** WHAT THE EXERCISE ASKS **
For this exercise, repeat the records below exactly as written.

** MATERIALS PROVIDED **
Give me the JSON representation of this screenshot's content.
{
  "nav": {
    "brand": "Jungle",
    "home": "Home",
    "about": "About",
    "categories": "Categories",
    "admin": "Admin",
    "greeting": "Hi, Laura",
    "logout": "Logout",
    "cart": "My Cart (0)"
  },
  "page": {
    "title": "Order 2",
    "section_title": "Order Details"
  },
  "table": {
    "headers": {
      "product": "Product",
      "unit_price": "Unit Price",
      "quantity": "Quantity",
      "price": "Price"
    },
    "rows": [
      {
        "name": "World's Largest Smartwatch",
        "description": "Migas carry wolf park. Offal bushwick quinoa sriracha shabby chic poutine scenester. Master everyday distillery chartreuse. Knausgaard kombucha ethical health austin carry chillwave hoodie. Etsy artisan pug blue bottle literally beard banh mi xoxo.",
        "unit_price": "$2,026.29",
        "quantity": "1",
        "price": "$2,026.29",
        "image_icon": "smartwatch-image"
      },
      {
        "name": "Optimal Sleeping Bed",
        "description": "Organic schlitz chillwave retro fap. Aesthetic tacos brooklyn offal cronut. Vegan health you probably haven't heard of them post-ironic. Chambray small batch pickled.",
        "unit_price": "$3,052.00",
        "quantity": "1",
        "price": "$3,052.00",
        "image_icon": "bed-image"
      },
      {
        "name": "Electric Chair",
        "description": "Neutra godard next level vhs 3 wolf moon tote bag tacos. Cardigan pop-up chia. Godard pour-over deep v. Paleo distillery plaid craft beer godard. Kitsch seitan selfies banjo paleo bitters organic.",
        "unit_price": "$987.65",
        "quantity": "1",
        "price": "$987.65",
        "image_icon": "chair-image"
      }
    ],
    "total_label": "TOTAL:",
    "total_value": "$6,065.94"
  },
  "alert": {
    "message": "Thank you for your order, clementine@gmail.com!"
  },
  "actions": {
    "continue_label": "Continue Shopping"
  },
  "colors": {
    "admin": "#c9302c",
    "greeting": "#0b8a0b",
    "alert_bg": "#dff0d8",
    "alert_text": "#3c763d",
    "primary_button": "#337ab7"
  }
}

** ANSWER BOX **
Give me the JSON representation of this screenshot's content.
{
  "nav": {
    "brand": "Jungle",
    "home": "Home",
    "about": "About",
    "categories": "Categories",
    "admin": "Admin",
    "greeting": "Hi, Laura",
    "logout": "Logout",
    "cart": "My Cart (0)"
  },
  "page": {
    "title": "Order 2",
    "section_title": "Order Details"
  },
  "table": {
    "headers": {
      "product": "Product",
      "unit_price": "Unit Price",
      "quantity": "Quantity",
      "price": "Price"
    },
    "rows": [
      {
        "name": "World's Largest Smartwatch",
        "description": "Migas carry wolf park. Offal bushwick quinoa sriracha shabby chic poutine scenester. Master everyday distillery chartreuse. Knausgaard kombucha ethical health austin carry chillwave hoodie. Etsy artisan pug blue bottle literally beard banh mi xoxo.",
        "unit_price": "$2,026.29",
        "quantity": "1",
        "price": "$2,026.29",
        "image_icon": "smartwatch-image"
      },
      {
        "name": "Optimal Sleeping Bed",
        "description": "Organic schlitz chillwave retro fap. Aesthetic tacos brooklyn offal cronut. Vegan health you probably haven't heard of them post-ironic. Chambray small batch pickled.",
        "unit_price": "$3,052.00",
        "quantity": "1",
        "price": "$3,052.00",
        "image_icon": "bed-image"
      },
      {
        "name": "Electric Chair",
        "description": "Neutra godard next level vhs 3 wolf moon tote bag tacos. Cardigan pop-up chia. Godard pour-over deep v. Paleo distillery plaid craft beer godard. Kitsch seitan selfies banjo paleo bitters organic.",
        "unit_price": "$987.65",
        "quantity": "1",
        "price": "$987.65",
        "image_icon": "chair-image"
      }
    ],
    "total_label": "TOTAL:",
    "total_value": "$6,065.94"
  },
  "alert": {
    "message": "Thank you for your order, clementine@gmail.com!"
  },
  "actions": {
    "continue_label": "Continue Shopping"
  },
  "colors": {
    "admin": "#c9302c",
    "greeting": "#0b8a0b",
    "alert_bg": "#dff0d8",
    "alert_text": "#3c763d",
    "primary_button": "#337ab7"
  }
}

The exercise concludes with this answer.